This is an informal blog with ideas and tips for homeschooling parents, based on my own experience and research into the homeschooling community around Boston, as well as some more philosophical musings on education today.
For today, a bit of my own family’s story:
I have two teen sons who have now been through every type of local schooling found in this area. Thanks to our complex system of school choice, we don’t all end up going to the local elementary school. This, while it helps to equalize our education and integrate the Boston schools, is hard on communities and families. Relationships are fractured and families an grow distant when friends end up in different schools.
We had this experience when my kids were accepted into an excellent charter school for kindergarten. We lived in Jamaica Plain, and the school was in Dorchester. The long commute was daunting, and none of our local friends went to school there. After four years we had a sense of the pros and cons. The schools was passionate about education for the urban poor, but we didn’t belong to that demographic. There were kids with serious discipline problems in every class, and they would eat up much of the teacher’s energy.
But more significantly, I found myself at odds with the teaching philosophy that set fixed goals for such young kids.
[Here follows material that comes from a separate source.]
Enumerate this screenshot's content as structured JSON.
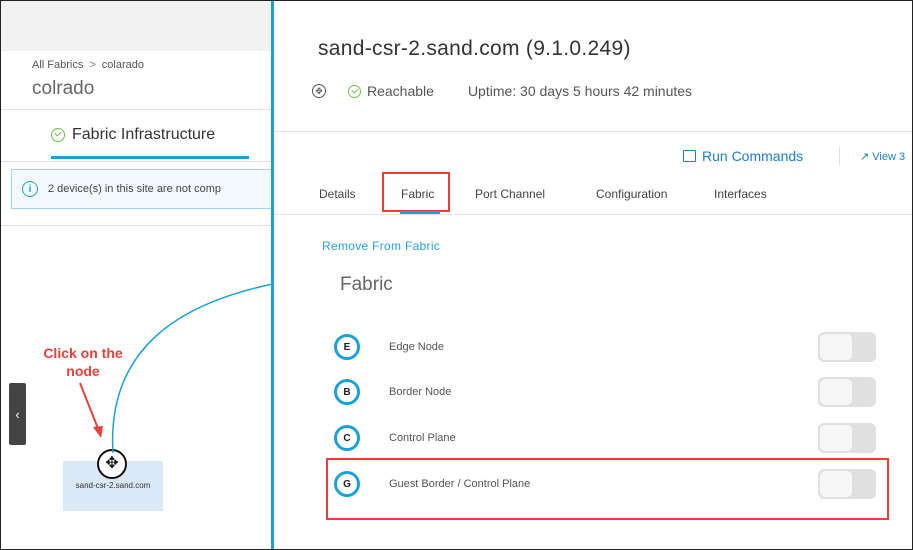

One of my sons “fell behind” the benchmark for reading at his grade-level. He was tested for every known learning disability, and nothing came up. In the end, he was just a little slow in that area, and didn’t really like to read. The stress of the testing and the labelling was the final straw for that school. And it’s been a problem I’ve reckoned with at every pubic school my sons have attended.
My biggest motivation for creating JP Green School is my sense that we are rushing our kids, submitting them to constant judgement (in the form of tests), and thereby teaching them to dislike learning itself. This isn’t education–this is the opposite of education.
We left that school for a great Montessori school just outside of Boston, and spent 8 happy years there. Montessori taught me much of what I know about child-directed learning, creating an environment of joy, and a community of love and support. I use those principles every day when I teach at JP Green School.
Over time, however, I came to see that much of that environment could be created at much lower cost, within a community of homeschoolers. Our beloved school cost about 20k/year. This is very cheap for a private school, many of which cost twice that! But it’s still an outrageous sum and could easily be almost 1/2 the income of a middle-class family.
I’ll continue the story of my own family later. Right now I’ll just end with my current working budget for a happy homeschooling experience. By my calculations, a family can homeschool a child easily for 8k/year. Of course it can also be done for less, depending on how self-directed the child is, and how much the parents are available. But I’m working from my “optimal scenario”, which is what I devised for my own homeschooler. (More later on that story.)
In this figure I’m assuming 2-3 days/week in a program like JP Green School, Parts and Crafts, or Macomber Center. These free schools are not cheap, but they’re well worth a few thousand a year to give the child and the family a home-base for their experience. Those few days can then be supplemented with a variety of wonderful courses, workshops, and programs all over the city, and also self-guided or community-led study.
In upcoming blogs I’ll feature a few of the local free schools and what they offer.